I do not hurt. That’s no small thing.
Paula Light asked if they can give it as an injection and the answer turns out to be “no.” There is just one NSAID that is injectable. It is intended for athletes as a replacement for narcotics or cortisoids. Except studies show it’s too dangerous to give to anyone playing a contact sport, so no one is using it.
The thing is, NSAIDs work very well at making pain go away. They are not addictive unless you consider pain relief to be addictive. But (and it’s a big but) they are plenty dangerous in their own way.
Sulindac (you can look it up) has almost miraculously relieved almost all the pain from spinal arthritis and bursitis. It’s a bonafide miracle. If I still had a functional stomach and no history of ulcers so serious that only removing my stomach would save my life, I’d be thrilled.
Reality has long, sharp teeth. No matter how well this works, it it worth it? Maybe I’m overrating the danger? I feel a little better today. I took half doses of the medication three times today. I have to keep eating.
How ironic that I finally managed to drop 22 pounds over the past couple of years and now, I have to keep eating because if I stop, I get sick. But — I’m giving it my best shot. One more day of taking the medication in half doses. That’s 3/4 of the amount I was original supposed to take. As far as I can tell, it’s still working, so it must be an effective dose.

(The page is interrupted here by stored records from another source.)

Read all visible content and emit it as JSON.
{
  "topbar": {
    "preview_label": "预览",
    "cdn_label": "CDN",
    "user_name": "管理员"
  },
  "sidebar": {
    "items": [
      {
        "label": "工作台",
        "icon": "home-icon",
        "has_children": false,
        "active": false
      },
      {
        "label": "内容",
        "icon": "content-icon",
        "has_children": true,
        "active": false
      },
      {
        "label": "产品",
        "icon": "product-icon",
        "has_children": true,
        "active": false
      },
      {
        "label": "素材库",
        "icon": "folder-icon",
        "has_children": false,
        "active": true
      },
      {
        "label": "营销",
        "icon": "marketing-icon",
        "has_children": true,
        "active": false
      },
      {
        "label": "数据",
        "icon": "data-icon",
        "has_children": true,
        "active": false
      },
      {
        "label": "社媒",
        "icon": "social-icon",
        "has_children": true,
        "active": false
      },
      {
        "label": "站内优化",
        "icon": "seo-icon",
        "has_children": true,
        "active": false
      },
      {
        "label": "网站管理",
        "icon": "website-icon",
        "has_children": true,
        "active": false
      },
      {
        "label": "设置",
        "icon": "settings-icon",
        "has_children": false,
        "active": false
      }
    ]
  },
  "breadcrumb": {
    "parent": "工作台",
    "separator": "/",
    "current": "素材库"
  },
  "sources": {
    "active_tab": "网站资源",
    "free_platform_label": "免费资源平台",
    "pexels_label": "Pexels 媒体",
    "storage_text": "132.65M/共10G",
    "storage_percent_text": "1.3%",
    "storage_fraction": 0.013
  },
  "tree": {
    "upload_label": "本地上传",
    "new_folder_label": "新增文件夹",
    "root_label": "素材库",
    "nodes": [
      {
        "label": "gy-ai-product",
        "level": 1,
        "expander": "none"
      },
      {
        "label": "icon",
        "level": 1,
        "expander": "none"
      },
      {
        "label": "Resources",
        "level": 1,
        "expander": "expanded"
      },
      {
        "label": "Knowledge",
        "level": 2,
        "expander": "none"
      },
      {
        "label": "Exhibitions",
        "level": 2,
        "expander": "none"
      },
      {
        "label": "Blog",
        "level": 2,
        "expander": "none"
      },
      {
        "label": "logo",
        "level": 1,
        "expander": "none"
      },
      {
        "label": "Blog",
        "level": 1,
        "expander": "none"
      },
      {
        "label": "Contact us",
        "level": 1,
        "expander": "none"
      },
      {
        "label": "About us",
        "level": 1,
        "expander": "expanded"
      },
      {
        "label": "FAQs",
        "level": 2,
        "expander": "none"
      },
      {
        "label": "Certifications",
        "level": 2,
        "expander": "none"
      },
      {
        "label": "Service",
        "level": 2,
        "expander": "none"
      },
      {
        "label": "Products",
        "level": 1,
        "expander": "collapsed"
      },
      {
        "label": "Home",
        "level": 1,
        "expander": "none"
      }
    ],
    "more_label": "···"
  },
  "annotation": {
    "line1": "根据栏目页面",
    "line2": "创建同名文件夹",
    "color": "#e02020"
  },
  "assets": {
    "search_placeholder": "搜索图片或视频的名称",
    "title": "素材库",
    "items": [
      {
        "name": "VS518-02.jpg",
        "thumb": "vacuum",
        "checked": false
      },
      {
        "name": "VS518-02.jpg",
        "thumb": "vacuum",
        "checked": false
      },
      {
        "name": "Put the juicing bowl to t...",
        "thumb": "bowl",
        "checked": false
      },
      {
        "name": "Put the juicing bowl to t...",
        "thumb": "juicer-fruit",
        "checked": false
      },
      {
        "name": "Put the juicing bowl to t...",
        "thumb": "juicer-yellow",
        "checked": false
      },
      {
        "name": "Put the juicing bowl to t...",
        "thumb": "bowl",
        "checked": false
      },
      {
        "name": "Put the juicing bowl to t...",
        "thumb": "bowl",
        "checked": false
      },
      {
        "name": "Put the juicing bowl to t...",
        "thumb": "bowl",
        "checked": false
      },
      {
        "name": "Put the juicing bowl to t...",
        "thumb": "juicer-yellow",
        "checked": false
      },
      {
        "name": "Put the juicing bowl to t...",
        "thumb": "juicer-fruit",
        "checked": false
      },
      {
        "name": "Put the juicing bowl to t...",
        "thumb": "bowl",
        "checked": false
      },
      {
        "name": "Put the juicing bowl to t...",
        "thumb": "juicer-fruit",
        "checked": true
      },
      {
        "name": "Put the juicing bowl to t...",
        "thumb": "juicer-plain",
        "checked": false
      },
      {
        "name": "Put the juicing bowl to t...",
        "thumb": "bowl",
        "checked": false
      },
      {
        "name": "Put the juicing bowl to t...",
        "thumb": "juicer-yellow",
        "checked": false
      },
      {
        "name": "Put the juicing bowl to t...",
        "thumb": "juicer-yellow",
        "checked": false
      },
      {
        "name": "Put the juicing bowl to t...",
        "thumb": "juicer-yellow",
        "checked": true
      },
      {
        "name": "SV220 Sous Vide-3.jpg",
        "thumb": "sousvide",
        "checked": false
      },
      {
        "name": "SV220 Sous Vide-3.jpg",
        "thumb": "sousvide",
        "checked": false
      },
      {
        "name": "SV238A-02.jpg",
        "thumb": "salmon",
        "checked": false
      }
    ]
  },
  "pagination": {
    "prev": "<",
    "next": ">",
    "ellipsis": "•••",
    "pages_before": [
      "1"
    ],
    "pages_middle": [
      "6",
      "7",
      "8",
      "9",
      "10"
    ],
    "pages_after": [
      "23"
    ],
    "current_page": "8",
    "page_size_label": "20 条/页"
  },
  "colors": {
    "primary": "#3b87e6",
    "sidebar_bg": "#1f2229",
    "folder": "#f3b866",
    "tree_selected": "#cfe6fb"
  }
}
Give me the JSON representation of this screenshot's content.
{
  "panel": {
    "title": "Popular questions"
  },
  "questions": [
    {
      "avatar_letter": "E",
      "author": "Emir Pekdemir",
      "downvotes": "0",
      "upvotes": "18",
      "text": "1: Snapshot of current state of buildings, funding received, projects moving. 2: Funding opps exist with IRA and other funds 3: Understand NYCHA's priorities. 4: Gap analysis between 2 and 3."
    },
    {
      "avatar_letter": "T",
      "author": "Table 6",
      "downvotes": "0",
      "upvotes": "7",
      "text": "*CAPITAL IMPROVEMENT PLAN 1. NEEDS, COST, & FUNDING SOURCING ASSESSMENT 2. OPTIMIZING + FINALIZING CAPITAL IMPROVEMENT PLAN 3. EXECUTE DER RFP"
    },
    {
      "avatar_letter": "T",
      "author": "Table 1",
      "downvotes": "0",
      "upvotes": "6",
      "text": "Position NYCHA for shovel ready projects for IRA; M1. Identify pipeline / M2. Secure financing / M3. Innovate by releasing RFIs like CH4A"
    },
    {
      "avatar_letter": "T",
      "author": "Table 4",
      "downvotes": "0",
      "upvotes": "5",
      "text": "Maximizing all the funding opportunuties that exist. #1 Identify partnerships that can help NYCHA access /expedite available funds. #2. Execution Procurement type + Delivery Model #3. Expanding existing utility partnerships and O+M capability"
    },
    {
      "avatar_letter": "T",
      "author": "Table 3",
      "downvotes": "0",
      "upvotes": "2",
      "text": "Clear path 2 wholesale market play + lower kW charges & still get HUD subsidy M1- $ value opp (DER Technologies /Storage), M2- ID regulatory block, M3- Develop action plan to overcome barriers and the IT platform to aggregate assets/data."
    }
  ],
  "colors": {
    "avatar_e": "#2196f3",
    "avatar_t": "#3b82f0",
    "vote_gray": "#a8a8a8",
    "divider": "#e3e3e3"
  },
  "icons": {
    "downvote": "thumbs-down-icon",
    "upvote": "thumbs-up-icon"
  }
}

Is this medication going to disappear as did both Vioxx and Celebrex? They worked too and when I couldn’t take them anymore, both having been deemed too dangerous, I missed them. Nothing else has worked until this medication.
This has got to be the most Hobsonian decision in my life to date. The definition, in case you were wondering (I was wondering, so I looked it up) is that Hobson’s choice is typically not a legitimate choice. It’s sort of: “your money or your life.” That’s a classic Hobsonian choice. It can also indicate a choice where both options are bad, even if they aren’t the same. I’m not sure which version of Hobson’s choice this is, but I’m leaning toward the latter.
Garry asked me how long I’m going to keep trying and I said “one more day.” I might make it two days because compared to last night, I feel almost human this evening. If I actually feel better in the morning and believe I’ve found a balance I can live with … AND no one suddenly discovers the drug is killing people (like Vioxx and Celebrex), then maybe it’ll be okay. This drug isn’t brand new. Presumably it’s gone through a lot of serious testing and the results are legitimate?
For obvious reasons — because this is the least pain I’ve been in for years — I’m reluctant to give up on it. For equally obvious reasons — fear of sudden death — I’m afraid to keep taking it.
Good old Hobson. He had a lot of horses, but no matter how many he had, he would only give you the one he chose for you.